Posted Monday, July 9, 2012, at 11:45 AM
Hveravellir in Iceland.
Creative Commons photo by Christian Bickel
The last time the Internet got to debating Iceland (which I think we do too much of; substantially more people live on Staten Island than Iceland), I think the discussion rapidly ended up veering off topic but I think Sarah Lyall's New York Times piece on how Iceland's weathering the crisis gets the core issue right. Iceland's great success is that despite a mammoth financial crisis, the unemployment rate is a modest 6 percent. In Ireland, by contrast, it's almost 15 percent.
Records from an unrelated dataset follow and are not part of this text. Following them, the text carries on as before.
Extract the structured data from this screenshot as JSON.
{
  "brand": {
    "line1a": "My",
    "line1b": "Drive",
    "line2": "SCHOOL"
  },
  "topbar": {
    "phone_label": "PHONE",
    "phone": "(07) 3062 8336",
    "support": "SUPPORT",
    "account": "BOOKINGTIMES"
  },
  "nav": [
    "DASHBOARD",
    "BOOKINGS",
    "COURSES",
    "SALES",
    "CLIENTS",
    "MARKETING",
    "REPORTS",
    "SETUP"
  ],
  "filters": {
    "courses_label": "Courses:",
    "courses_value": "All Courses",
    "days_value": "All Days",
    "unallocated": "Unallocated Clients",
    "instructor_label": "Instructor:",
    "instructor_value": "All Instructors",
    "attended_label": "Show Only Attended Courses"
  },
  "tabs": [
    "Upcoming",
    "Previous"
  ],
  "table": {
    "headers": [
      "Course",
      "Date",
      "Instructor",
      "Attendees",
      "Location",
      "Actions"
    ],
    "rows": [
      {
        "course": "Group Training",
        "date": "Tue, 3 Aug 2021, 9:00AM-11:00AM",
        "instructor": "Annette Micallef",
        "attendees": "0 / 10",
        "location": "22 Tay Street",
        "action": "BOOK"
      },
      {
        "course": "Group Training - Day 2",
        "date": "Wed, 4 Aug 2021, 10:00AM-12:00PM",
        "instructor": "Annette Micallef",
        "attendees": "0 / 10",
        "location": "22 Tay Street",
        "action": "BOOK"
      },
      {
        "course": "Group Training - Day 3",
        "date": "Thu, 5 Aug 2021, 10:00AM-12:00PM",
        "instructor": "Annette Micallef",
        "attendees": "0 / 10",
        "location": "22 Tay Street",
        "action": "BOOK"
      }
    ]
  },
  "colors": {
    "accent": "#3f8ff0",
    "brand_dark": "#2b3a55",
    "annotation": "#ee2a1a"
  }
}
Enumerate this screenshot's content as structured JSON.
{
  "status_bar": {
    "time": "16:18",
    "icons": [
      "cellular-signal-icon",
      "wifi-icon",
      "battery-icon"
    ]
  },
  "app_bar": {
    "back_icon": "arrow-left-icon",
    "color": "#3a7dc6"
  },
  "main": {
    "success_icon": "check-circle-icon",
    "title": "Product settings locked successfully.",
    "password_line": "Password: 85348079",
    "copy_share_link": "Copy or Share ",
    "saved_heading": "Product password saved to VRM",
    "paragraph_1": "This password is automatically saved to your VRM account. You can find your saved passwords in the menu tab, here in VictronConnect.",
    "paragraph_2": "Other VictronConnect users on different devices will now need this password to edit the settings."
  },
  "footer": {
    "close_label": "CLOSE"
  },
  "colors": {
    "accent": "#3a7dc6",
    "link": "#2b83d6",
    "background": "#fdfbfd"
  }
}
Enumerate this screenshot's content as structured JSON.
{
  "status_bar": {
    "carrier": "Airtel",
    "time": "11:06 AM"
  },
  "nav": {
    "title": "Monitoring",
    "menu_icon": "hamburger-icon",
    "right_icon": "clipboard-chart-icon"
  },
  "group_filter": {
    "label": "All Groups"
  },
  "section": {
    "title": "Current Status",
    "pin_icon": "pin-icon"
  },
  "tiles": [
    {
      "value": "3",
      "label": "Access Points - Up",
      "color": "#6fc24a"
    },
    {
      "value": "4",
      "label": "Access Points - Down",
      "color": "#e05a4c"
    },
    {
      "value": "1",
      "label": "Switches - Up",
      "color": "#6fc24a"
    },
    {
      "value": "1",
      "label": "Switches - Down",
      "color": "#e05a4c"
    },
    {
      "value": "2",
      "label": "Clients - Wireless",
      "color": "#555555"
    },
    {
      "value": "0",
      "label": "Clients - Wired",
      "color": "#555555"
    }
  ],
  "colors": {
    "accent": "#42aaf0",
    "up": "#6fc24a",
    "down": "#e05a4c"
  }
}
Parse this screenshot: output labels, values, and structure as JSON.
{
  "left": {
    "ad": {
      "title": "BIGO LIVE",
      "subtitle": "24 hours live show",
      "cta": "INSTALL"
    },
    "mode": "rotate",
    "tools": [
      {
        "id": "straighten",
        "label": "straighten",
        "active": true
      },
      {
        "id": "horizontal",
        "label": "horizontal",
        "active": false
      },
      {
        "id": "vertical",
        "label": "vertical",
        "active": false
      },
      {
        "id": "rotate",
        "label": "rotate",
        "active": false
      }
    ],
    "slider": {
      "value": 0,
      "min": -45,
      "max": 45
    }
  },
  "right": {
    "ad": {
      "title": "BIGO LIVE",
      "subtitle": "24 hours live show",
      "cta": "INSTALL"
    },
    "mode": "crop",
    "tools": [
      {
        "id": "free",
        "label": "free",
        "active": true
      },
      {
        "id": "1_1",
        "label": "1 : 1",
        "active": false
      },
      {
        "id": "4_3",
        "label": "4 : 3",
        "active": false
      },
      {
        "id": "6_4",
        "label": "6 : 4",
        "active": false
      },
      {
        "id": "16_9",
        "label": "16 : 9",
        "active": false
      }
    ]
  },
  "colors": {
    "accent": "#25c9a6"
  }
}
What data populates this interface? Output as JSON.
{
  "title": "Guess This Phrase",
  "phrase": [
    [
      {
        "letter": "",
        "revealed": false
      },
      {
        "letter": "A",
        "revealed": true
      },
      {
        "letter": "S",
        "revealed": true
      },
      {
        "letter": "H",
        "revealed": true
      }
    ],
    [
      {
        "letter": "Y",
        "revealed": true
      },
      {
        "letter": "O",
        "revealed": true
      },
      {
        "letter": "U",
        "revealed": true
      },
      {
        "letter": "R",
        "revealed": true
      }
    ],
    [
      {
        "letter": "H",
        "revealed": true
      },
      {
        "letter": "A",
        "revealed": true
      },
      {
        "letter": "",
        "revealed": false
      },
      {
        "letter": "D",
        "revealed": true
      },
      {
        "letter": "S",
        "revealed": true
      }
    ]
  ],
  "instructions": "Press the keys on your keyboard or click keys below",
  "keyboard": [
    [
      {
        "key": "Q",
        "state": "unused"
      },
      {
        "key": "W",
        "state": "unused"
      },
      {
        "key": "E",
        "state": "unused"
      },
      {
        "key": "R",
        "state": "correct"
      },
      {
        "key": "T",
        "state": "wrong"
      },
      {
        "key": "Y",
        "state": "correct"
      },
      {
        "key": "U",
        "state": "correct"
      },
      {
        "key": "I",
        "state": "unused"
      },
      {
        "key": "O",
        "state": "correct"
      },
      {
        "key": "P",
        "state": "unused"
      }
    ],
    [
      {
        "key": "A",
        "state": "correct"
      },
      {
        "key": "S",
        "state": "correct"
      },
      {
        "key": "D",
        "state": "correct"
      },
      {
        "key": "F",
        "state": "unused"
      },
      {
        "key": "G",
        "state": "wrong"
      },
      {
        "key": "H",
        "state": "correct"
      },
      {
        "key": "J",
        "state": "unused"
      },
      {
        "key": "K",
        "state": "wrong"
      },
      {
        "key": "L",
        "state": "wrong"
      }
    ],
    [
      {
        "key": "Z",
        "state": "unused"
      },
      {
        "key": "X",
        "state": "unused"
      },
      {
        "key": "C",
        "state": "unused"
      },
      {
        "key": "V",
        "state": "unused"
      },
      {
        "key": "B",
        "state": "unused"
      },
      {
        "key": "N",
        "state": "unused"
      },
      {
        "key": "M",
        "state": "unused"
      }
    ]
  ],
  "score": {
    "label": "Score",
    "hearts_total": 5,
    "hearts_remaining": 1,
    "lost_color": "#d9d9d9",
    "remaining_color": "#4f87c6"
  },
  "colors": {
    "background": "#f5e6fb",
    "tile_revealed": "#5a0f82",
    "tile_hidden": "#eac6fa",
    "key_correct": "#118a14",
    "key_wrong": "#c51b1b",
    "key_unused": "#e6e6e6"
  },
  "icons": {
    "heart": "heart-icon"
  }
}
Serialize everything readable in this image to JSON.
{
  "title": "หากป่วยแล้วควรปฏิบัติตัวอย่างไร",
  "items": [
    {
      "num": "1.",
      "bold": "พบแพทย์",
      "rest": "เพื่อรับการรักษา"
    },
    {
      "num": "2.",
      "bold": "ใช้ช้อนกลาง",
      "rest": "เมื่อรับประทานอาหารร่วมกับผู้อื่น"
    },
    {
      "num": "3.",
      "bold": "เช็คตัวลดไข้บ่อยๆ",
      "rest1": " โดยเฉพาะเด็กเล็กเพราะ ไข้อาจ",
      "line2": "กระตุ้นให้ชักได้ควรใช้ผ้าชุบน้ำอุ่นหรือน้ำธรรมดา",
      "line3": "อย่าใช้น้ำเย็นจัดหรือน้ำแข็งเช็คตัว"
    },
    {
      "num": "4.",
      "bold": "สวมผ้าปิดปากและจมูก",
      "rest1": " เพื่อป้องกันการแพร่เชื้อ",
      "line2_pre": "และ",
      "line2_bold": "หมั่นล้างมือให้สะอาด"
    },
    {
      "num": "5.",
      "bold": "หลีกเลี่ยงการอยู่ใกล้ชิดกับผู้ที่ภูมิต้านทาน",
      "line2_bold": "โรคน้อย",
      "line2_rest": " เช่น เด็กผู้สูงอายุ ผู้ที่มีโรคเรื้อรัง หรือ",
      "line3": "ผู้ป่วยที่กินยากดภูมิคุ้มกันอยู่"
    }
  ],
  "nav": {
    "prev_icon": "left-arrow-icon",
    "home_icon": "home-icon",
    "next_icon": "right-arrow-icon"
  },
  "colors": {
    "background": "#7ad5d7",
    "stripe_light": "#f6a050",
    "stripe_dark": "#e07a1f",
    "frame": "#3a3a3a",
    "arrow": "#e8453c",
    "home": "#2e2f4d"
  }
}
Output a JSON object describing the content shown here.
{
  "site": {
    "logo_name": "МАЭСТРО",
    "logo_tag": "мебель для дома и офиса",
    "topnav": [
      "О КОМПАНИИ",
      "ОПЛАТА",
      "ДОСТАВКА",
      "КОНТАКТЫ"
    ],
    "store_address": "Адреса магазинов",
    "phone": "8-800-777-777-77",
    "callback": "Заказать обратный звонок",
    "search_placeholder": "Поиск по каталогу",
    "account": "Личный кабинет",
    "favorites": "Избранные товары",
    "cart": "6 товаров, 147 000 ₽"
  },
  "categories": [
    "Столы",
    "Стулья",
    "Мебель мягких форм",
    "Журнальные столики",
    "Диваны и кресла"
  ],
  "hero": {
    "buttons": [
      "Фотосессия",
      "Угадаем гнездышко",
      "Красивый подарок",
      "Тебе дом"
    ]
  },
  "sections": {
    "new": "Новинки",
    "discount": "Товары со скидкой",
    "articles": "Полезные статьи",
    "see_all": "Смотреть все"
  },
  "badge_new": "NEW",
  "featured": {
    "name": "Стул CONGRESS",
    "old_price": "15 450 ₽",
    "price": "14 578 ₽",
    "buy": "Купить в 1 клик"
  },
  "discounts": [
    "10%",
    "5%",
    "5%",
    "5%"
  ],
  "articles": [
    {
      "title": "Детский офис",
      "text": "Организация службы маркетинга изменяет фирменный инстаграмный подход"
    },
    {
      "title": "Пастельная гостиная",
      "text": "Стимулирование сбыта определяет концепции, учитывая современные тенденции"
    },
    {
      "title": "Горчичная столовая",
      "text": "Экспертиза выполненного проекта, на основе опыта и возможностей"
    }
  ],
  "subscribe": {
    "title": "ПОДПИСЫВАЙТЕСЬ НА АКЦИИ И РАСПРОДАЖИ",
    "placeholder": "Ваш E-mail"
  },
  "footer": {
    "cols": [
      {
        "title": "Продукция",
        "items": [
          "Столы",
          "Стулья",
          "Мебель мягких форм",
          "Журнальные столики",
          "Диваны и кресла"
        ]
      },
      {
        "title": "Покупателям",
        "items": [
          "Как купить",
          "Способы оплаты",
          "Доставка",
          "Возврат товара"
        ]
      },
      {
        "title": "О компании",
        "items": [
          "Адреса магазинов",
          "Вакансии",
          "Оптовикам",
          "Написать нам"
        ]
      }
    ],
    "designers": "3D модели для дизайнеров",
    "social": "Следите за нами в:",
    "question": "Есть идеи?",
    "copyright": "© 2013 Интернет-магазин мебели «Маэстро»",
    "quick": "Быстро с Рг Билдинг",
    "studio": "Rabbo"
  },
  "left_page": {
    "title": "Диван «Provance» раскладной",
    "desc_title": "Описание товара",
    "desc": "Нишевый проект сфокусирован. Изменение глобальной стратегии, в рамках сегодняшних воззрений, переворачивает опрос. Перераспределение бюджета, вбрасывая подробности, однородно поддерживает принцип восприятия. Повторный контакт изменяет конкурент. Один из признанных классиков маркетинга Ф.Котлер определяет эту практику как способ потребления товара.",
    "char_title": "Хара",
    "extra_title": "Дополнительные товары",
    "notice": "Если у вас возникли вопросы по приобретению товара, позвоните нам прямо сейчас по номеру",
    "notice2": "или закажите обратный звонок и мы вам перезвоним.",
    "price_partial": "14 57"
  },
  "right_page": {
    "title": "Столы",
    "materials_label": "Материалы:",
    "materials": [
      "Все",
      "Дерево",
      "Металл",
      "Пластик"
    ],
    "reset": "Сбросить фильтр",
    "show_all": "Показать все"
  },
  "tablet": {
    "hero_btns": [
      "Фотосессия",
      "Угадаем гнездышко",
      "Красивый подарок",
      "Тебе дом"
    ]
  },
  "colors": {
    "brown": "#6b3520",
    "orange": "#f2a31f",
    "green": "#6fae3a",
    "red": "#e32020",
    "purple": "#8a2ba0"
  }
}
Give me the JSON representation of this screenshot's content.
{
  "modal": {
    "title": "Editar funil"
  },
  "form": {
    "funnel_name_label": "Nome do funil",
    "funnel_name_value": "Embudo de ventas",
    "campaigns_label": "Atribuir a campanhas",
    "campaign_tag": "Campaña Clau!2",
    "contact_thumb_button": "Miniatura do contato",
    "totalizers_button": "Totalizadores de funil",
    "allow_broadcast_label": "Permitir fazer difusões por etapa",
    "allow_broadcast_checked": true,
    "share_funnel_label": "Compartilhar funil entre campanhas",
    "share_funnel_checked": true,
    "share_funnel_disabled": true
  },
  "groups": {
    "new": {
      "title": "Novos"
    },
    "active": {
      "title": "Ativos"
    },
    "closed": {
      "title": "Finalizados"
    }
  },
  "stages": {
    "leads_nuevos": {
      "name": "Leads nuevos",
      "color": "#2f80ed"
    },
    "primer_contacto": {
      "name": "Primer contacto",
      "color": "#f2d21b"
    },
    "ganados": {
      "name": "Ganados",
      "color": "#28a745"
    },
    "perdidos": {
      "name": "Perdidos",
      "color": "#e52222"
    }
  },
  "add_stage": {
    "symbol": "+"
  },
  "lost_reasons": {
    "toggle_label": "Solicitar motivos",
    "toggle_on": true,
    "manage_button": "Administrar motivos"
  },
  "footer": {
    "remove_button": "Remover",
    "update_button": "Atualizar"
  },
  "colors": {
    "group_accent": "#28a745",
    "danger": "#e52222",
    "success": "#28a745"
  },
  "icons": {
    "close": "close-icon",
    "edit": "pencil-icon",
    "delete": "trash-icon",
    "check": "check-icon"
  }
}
The issue here is that high unemployment is an exceptionally perverse consequence of financial crisis. If you find yourself suddenly more deeply indebted than you'd anticipated, what you need to do is work more. Try to freelance more or pick up more shifts or work a second job or hustle harder for commissions. Anything to increase your income. But at the same time, you're going to want to reduce your spending. And the problem is that if lots of people are trying to reduce their spending, there's the risk that people won't be able to work more even though they really need more income. Instead what happens is that Irish (and Spanish and so forth) people, in the aggregate, are doing less work than they were pre-crisis even though they need the income more. It's a mess.
Currency depreciation by no means eliminates the pain of an economic crisis. On the contrary, it makes everyone poorer. But by spreading the shock across all citizens and assets, it does a much smoother job of mitigating the secondary trauma of idleness and unemployment.
In the piece, Jon Danielsson remarks that Iceland has "not yet found a way to build a prosperous country for the future." That's an overstatement. Iceland is one of the richest countries on earth and had that status even at the nadir of the recession. What is true is that nothing Iceland has done since the crisis has managed to restore the prosperity Iceland enjoyed at the peak. At the peak Icelandic people benefitted from massive international overestimation of the merits of Iceland's banks, and there's no conjuring trick to do away with the losses that occur when that unfolds. In the broad scheme of things both Iceland and Ireland are prosperous well-educated countries that enjoy stable democratic governments and low levels of corruption. Most likely they'll both be fine. But unemployed people rarely feel fine, and a government that succeeds in avoiding prolonged spells of mass unemployment is accomplishing something very useful.
Iceland seems to be getting the job done.